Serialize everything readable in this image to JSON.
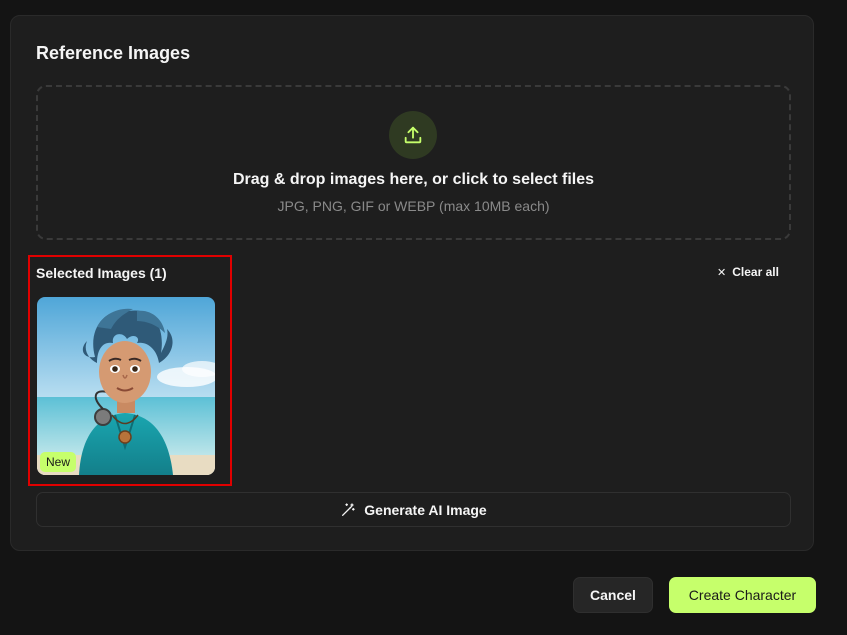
{
  "dialog": {
    "title": "Reference Images"
  },
  "dropzone": {
    "title": "Drag & drop images here, or click to select files",
    "subtitle": "JPG, PNG, GIF or WEBP (max 10MB each)",
    "icon": "upload-icon"
  },
  "selected": {
    "label": "Selected Images (1)",
    "clear_all_label": "Clear all",
    "clear_icon": "close-icon",
    "images": [
      {
        "badge": "New"
      }
    ]
  },
  "generate": {
    "label": "Generate AI Image",
    "icon": "magic-wand-icon"
  },
  "footer": {
    "cancel_label": "Cancel",
    "create_label": "Create Character"
  },
  "colors": {
    "accent": "#c6ff6b",
    "highlight": "#e00000",
    "background": "#141414",
    "panel": "#1e1e1e"
  }
}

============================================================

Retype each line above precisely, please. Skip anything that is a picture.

Serialize everything readable in this image to JSON.
{
  "dialog": {
    "title": "Reference Images"
  },
  "dropzone": {
    "title": "Drag & drop images here, or click to select files",
    "subtitle": "JPG, PNG, GIF or WEBP (max 10MB each)",
    "icon": "upload-icon"
  },
  "selected": {
    "label": "Selected Images (1)",
    "clear_all_label": "Clear all",
    "clear_icon": "close-icon",
    "images": [
      {
        "badge": "New"
      }
    ]
  },
  "generate": {
    "label": "Generate AI Image",
    "icon": "magic-wand-icon"
  },
  "footer": {
    "cancel_label": "Cancel",
    "create_label": "Create Character"
  },
  "colors": {
    "accent": "#c6ff6b",
    "highlight": "#e00000",
    "background": "#141414",
    "panel": "#1e1e1e"
  }
}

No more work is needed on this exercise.